In addition, I also helped someone working on her second pair of socks, two at a time, top-down with heel flap. Unfortunately, we had to frog the heel flaps because she had an incorrect number of stitches and had done some other stuff. We could have fudged it and made the stitches work but she wanted it to be right. She was a very good sport with the frogging. I hope I explained about the picking up the stitches along the heel flap clearly. To illustrate what I meant, I even drew some pictures in her pattern. Hopefully she will go into the shop if she has any questions.
All in all, it was a fun night with lots of good food. (Someone brought sushi! Yummmm) I meant to take pictures but forgot to take the camera out of the bag. :( I also only knit about 10 stitches the entire time. Next time I am bringing socks!
Tuesday, September 04, 2007
On Sunday, I rode all three of the horses I've volunteered to ride. I started with the one that is the most challenge to me, Capone. He tattles when I do anything wrong so it is making me a better rider. After working him in the ring for 1/2 hour, we went on a short trail ride.

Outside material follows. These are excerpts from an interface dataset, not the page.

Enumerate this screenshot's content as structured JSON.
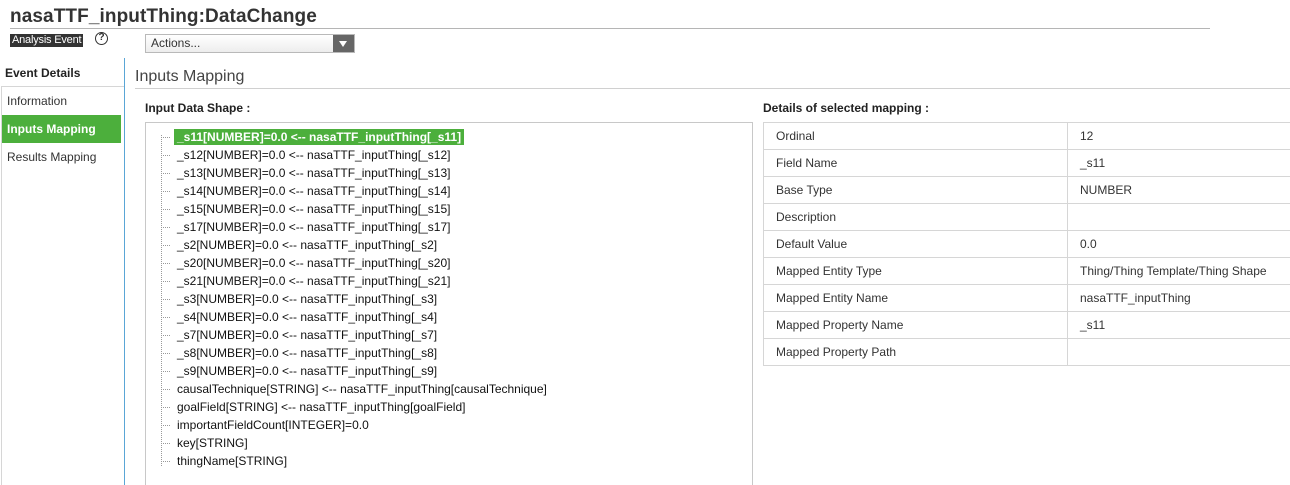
{
  "header": {
    "title": "nasaTTF_inputThing:DataChange",
    "badge": "Analysis Event",
    "help_icon": "question-circle-icon",
    "help_glyph": "?",
    "actions_label": "Actions..."
  },
  "sidebar": {
    "title": "Event Details",
    "items": [
      {
        "label": "Information",
        "active": false
      },
      {
        "label": "Inputs Mapping",
        "active": true
      },
      {
        "label": "Results Mapping",
        "active": false
      }
    ]
  },
  "main": {
    "section_title": "Inputs Mapping",
    "input_shape_label": "Input Data Shape :",
    "details_label": "Details of selected mapping :",
    "tree": [
      {
        "text": "_s11[NUMBER]=0.0 <-- nasaTTF_inputThing[_s11]",
        "selected": true
      },
      {
        "text": "_s12[NUMBER]=0.0 <-- nasaTTF_inputThing[_s12]"
      },
      {
        "text": "_s13[NUMBER]=0.0 <-- nasaTTF_inputThing[_s13]"
      },
      {
        "text": "_s14[NUMBER]=0.0 <-- nasaTTF_inputThing[_s14]"
      },
      {
        "text": "_s15[NUMBER]=0.0 <-- nasaTTF_inputThing[_s15]"
      },
      {
        "text": "_s17[NUMBER]=0.0 <-- nasaTTF_inputThing[_s17]"
      },
      {
        "text": "_s2[NUMBER]=0.0 <-- nasaTTF_inputThing[_s2]"
      },
      {
        "text": "_s20[NUMBER]=0.0 <-- nasaTTF_inputThing[_s20]"
      },
      {
        "text": "_s21[NUMBER]=0.0 <-- nasaTTF_inputThing[_s21]"
      },
      {
        "text": "_s3[NUMBER]=0.0 <-- nasaTTF_inputThing[_s3]"
      },
      {
        "text": "_s4[NUMBER]=0.0 <-- nasaTTF_inputThing[_s4]"
      },
      {
        "text": "_s7[NUMBER]=0.0 <-- nasaTTF_inputThing[_s7]"
      },
      {
        "text": "_s8[NUMBER]=0.0 <-- nasaTTF_inputThing[_s8]"
      },
      {
        "text": "_s9[NUMBER]=0.0 <-- nasaTTF_inputThing[_s9]"
      },
      {
        "text": "causalTechnique[STRING] <-- nasaTTF_inputThing[causalTechnique]"
      },
      {
        "text": "goalField[STRING] <-- nasaTTF_inputThing[goalField]"
      },
      {
        "text": "importantFieldCount[INTEGER]=0.0"
      },
      {
        "text": "key[STRING]"
      },
      {
        "text": "thingName[STRING]"
      }
    ],
    "details": [
      {
        "key": "Ordinal",
        "value": "12"
      },
      {
        "key": "Field Name",
        "value": "_s11"
      },
      {
        "key": "Base Type",
        "value": "NUMBER"
      },
      {
        "key": "Description",
        "value": ""
      },
      {
        "key": "Default Value",
        "value": "0.0"
      },
      {
        "key": "Mapped Entity Type",
        "value": "Thing/Thing Template/Thing Shape"
      },
      {
        "key": "Mapped Entity Name",
        "value": "nasaTTF_inputThing"
      },
      {
        "key": "Mapped Property Name",
        "value": "_s11"
      },
      {
        "key": "Mapped Property Path",
        "value": ""
      }
    ]
  }
}
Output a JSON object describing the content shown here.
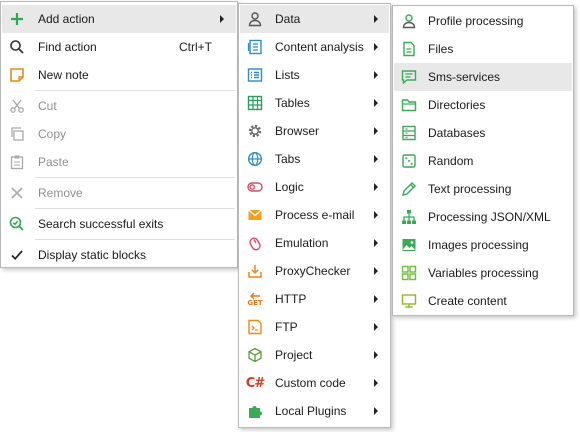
{
  "main_menu": {
    "items": [
      {
        "label": "Add action",
        "icon": "plus-icon"
      },
      {
        "label": "Find action",
        "shortcut": "Ctrl+T",
        "icon": "search-icon"
      },
      {
        "label": "New note",
        "icon": "note-icon"
      },
      {
        "label": "Cut",
        "icon": "scissors-icon",
        "disabled": true
      },
      {
        "label": "Copy",
        "icon": "copy-icon",
        "disabled": true
      },
      {
        "label": "Paste",
        "icon": "paste-icon",
        "disabled": true
      },
      {
        "label": "Remove",
        "icon": "close-icon",
        "disabled": true
      },
      {
        "label": "Search successful exits",
        "icon": "search-check-icon"
      },
      {
        "label": "Display static blocks",
        "icon": "checkmark-icon",
        "checked": true
      }
    ]
  },
  "actions_menu": {
    "items": [
      {
        "label": "Data",
        "icon": "user-icon"
      },
      {
        "label": "Content analysis",
        "icon": "content-analysis-icon"
      },
      {
        "label": "Lists",
        "icon": "list-icon"
      },
      {
        "label": "Tables",
        "icon": "table-icon"
      },
      {
        "label": "Browser",
        "icon": "gear-icon"
      },
      {
        "label": "Tabs",
        "icon": "globe-icon"
      },
      {
        "label": "Logic",
        "icon": "toggle-icon"
      },
      {
        "label": "Process e-mail",
        "icon": "envelope-icon"
      },
      {
        "label": "Emulation",
        "icon": "mouse-icon"
      },
      {
        "label": "ProxyChecker",
        "icon": "proxy-download-icon"
      },
      {
        "label": "HTTP",
        "icon": "http-get-icon",
        "icon_text": "GET"
      },
      {
        "label": "FTP",
        "icon": "ftp-icon"
      },
      {
        "label": "Project",
        "icon": "cube-icon"
      },
      {
        "label": "Custom code",
        "icon": "csharp-icon",
        "icon_text": "C#"
      },
      {
        "label": "Local Plugins",
        "icon": "puzzle-icon"
      }
    ]
  },
  "data_menu": {
    "items": [
      {
        "label": "Profile processing",
        "icon": "user-icon"
      },
      {
        "label": "Files",
        "icon": "file-icon"
      },
      {
        "label": "Sms-services",
        "icon": "sms-icon"
      },
      {
        "label": "Directories",
        "icon": "folder-icon"
      },
      {
        "label": "Databases",
        "icon": "database-icon"
      },
      {
        "label": "Random",
        "icon": "dice-icon"
      },
      {
        "label": "Text processing",
        "icon": "pencil-icon"
      },
      {
        "label": "Processing JSON/XML",
        "icon": "tree-icon"
      },
      {
        "label": "Images processing",
        "icon": "image-icon"
      },
      {
        "label": "Variables processing",
        "icon": "variables-grid-icon"
      },
      {
        "label": "Create content",
        "icon": "monitor-icon"
      }
    ]
  },
  "colors": {
    "highlight": "#e8e8e8",
    "accent_green": "#3aaa55",
    "accent_blue": "#2b8ccf",
    "accent_orange": "#e8891e",
    "accent_red": "#d93a26"
  }
}
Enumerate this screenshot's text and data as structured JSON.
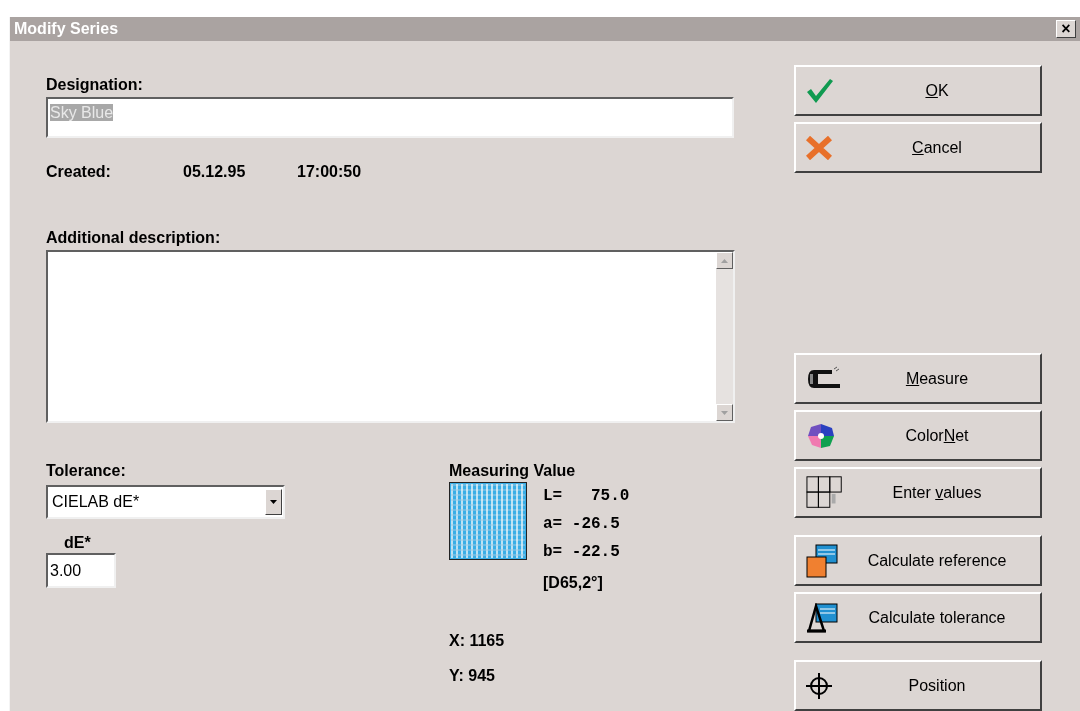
{
  "window": {
    "title": "Modify Series",
    "close": "×"
  },
  "designation": {
    "label": "Designation:",
    "value": "Sky Blue",
    "text_selected": true
  },
  "created": {
    "label": "Created:",
    "date": "05.12.95",
    "time": "17:00:50"
  },
  "description": {
    "label": "Additional description:"
  },
  "tolerance": {
    "label": "Tolerance:",
    "value": "CIELAB dE*",
    "de_label": "dE*",
    "de_value": "3.00"
  },
  "measuring": {
    "title": "Measuring Value",
    "rows": [
      "L=   75.0",
      "a= -26.5",
      "b= -22.5"
    ],
    "illuminant": "[D65,2°]",
    "x": "X: 1165",
    "y": "Y: 945"
  },
  "button_groups": [
    [
      {
        "kind": "ok",
        "key": "O",
        "post": "K"
      },
      {
        "kind": "cancel",
        "key": "C",
        "post": "ancel"
      }
    ],
    [
      {
        "kind": "measure",
        "key": "M",
        "post": "easure"
      },
      {
        "kind": "colornet",
        "pre": "Color",
        "key": "N",
        "post": "et"
      },
      {
        "kind": "enter",
        "pre": "Enter ",
        "key": "v",
        "post": "alues"
      }
    ],
    [
      {
        "kind": "calcref",
        "pre": "Calculate reference"
      },
      {
        "kind": "calctol",
        "pre": "Calculate tolerance"
      }
    ],
    [
      {
        "kind": "position",
        "pre": "Position"
      }
    ]
  ]
}
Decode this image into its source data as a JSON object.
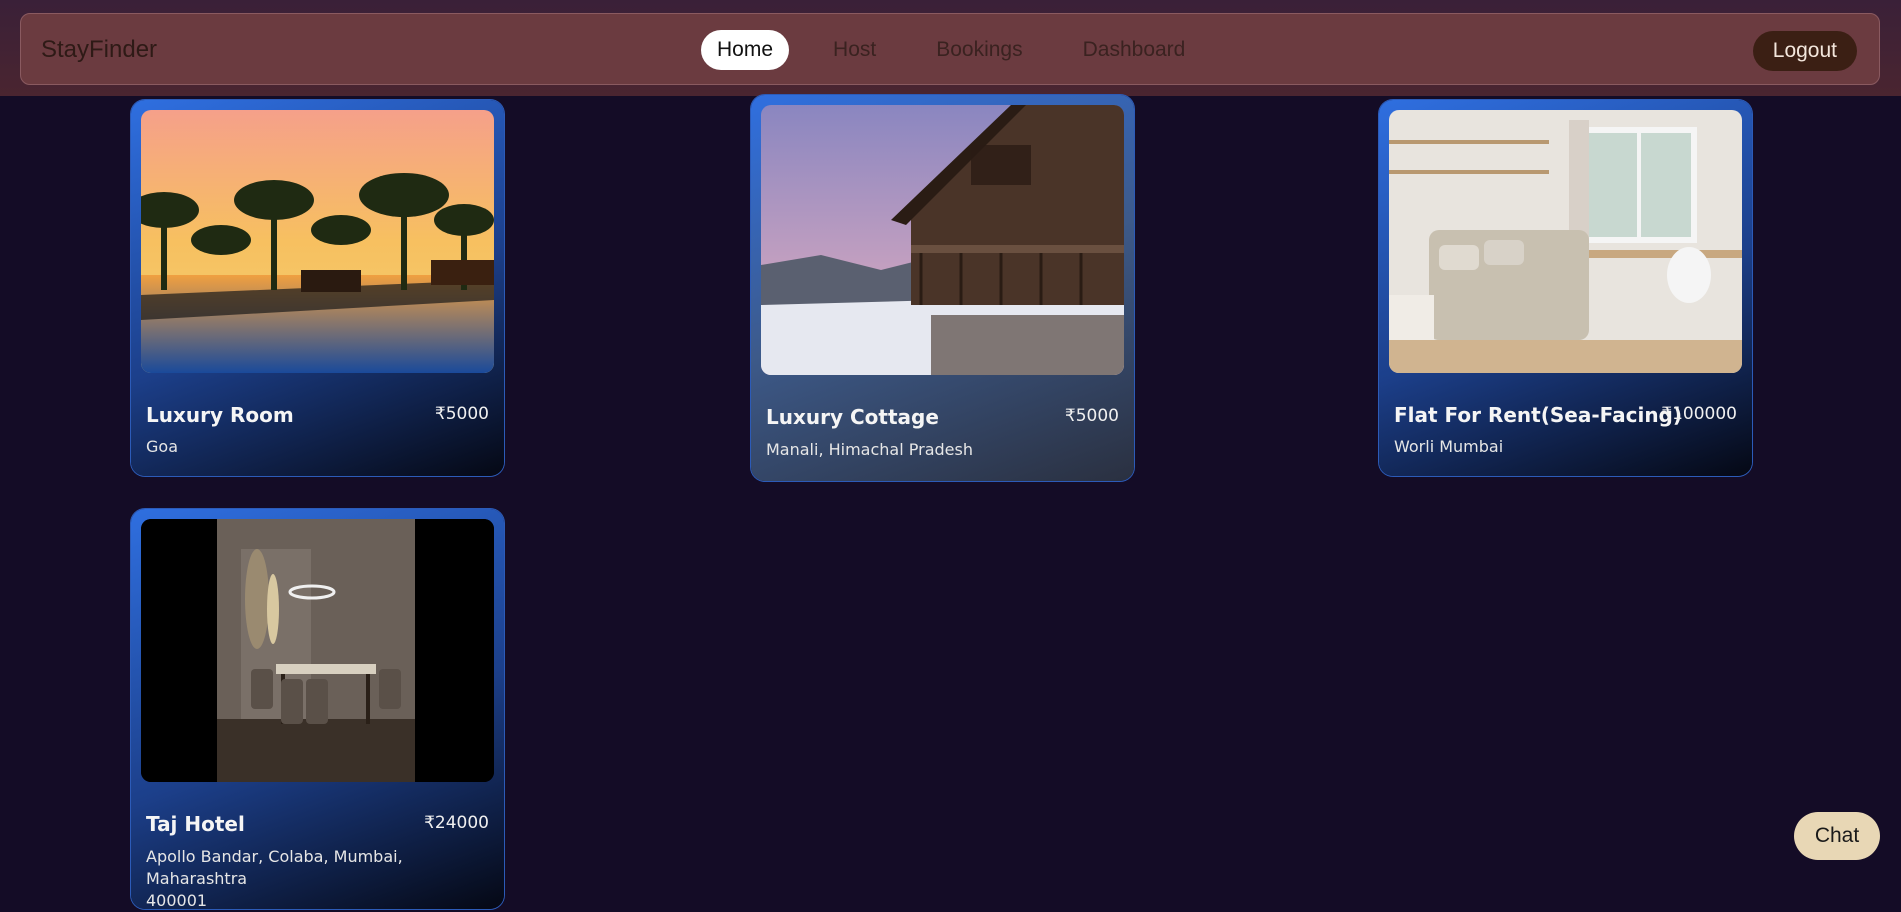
{
  "brand": "StayFinder",
  "nav": {
    "links": [
      {
        "label": "Home",
        "active": true
      },
      {
        "label": "Host"
      },
      {
        "label": "Bookings"
      },
      {
        "label": "Dashboard"
      }
    ],
    "logout_label": "Logout"
  },
  "listings": [
    {
      "title": "Luxury Room",
      "price": "₹5000",
      "location": "Goa",
      "image": "resort-pool-sunset"
    },
    {
      "title": "Luxury Cottage",
      "price": "₹5000",
      "location": "Manali, Himachal Pradesh",
      "image": "snow-chalet"
    },
    {
      "title": "Flat For Rent(Sea-Facing)",
      "price": "₹100000",
      "location": "Worli Mumbai",
      "image": "bedroom-interior"
    },
    {
      "title": "Taj Hotel",
      "price": "₹24000",
      "location": "Apollo Bandar, Colaba, Mumbai, Maharashtra",
      "location_cont": "400001",
      "image": "dining-room"
    }
  ],
  "chat_label": "Chat",
  "colors": {
    "background": "#140c26",
    "nav_bg": "#6b3b40",
    "card_blue": "#2f6fe0",
    "logout_bg": "#3b1f14",
    "chat_bg": "#e8d7b5"
  }
}
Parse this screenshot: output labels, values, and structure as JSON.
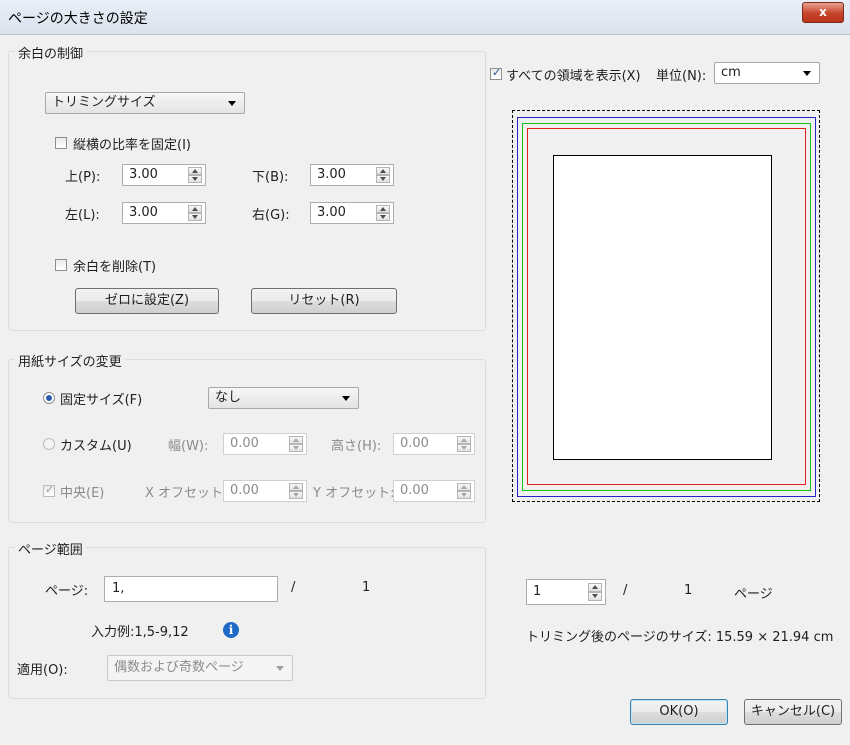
{
  "window": {
    "title": "ページの大きさの設定",
    "close_label": "x"
  },
  "margin_group": {
    "legend": "余白の制御",
    "mode_select": "トリミングサイズ",
    "lock_ratio_label": "縦横の比率を固定(I)",
    "top_label": "上(P):",
    "top_value": "3.00",
    "bottom_label": "下(B):",
    "bottom_value": "3.00",
    "left_label": "左(L):",
    "left_value": "3.00",
    "right_label": "右(G):",
    "right_value": "3.00",
    "remove_margin_label": "余白を削除(T)",
    "zero_button": "ゼロに設定(Z)",
    "reset_button": "リセット(R)"
  },
  "paper_group": {
    "legend": "用紙サイズの変更",
    "fixed_label": "固定サイズ(F)",
    "fixed_select": "なし",
    "custom_label": "カスタム(U)",
    "width_label": "幅(W):",
    "width_value": "0.00",
    "height_label": "高さ(H):",
    "height_value": "0.00",
    "center_label": "中央(E)",
    "x_offset_label": "X オフセット:",
    "x_offset_value": "0.00",
    "y_offset_label": "Y オフセット:",
    "y_offset_value": "0.00"
  },
  "range_group": {
    "legend": "ページ範囲",
    "pages_label": "ページ:",
    "pages_value": "1,",
    "slash": "/",
    "total": "1",
    "example": "入力例:1,5-9,12",
    "apply_label": "適用(O):",
    "apply_select": "偶数および奇数ページ"
  },
  "preview": {
    "show_all_label": "すべての領域を表示(X)",
    "unit_label": "単位(N):",
    "unit_value": "cm",
    "page_value": "1",
    "slash": "/",
    "page_total": "1",
    "page_suffix": "ページ",
    "trimmed_size": "トリミング後のページのサイズ:  15.59 × 21.94  cm"
  },
  "buttons": {
    "ok": "OK(O)",
    "cancel": "キャンセル(C)"
  }
}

Once we got back, I got on my own horse, Java, and headed out again for the trail. I met up with some of the other horse people (that makes them sound like centaurs) from down the road and went out on a trail ride with them. It is funny that we went the same exact distance (actually a little shorter) that Greta and I usually do but it took so much longer because we walked the entire way. I ended up being on a horse from 9 am to 1 pm with only a 30 min break to hose one horse, catch the other one, and saddle him. Then, in the afternoon, I went to ride Brandy, the third horse. She is a fat little 20+ yr-old mare who still has lots of spirit. We wandered all over her owners' property until it was starting to get dark. She and I came face-to-face with 10 deer and she never even flicked an ear. If it was Java, we would have started running and not stopped until we reached the barn. By the end of the day, I could hardly move but it was even worse the next day! I ended up only riding Java on Monday even though I had the day off. He was the only one I could trust not to take advantage of my stiff state. I'm hoping to go ride Brandy tonight after work.
This working till 7 pm three nights a week and having class the other night is already getting old and I've only done it 1 week! It makes riding and getting to the yarn shop difficult. Hey, I have my priorities. ;)
Speaking of yarn shops reminds me of knitting. I've reached the doldrums of my lace project. The pattern is still nice, I love the yarn's colors and the beads are still crack but it is taking me 20-30 minutes to do one row. That makes for very slow progress. Also, because the pattern is the same, no one else can see what progress I do make. It just looks the same to them. At least I've reached the halfway point of the third and final chart repeat. It will be very nice to bind off and block this one.
I've already started thinking of other projects to do. It probably is time to get back to socks. They've been neglected for far too long. The Monkey socks by Cookie A. sound like a good project. A ton of people in the blog world have been making them recently. The Jitterbug I picked up in London might look nice but I'm worried there might not be enough yardage.
I'm also thinking of starting some sort of cardigan or sweater thing. I haven't made a sweater in a very long time. Maybe over a year or two? Ravelry is a bad influence because I've been looking at things in other people's queues and then adding those projects to my own. Interweave Knits doesn't help either. Did you see the Tangled Yoke Cardigan? Sigh Of course, any of these big non-sock projects will require yarn purchases. Why does it always work that way?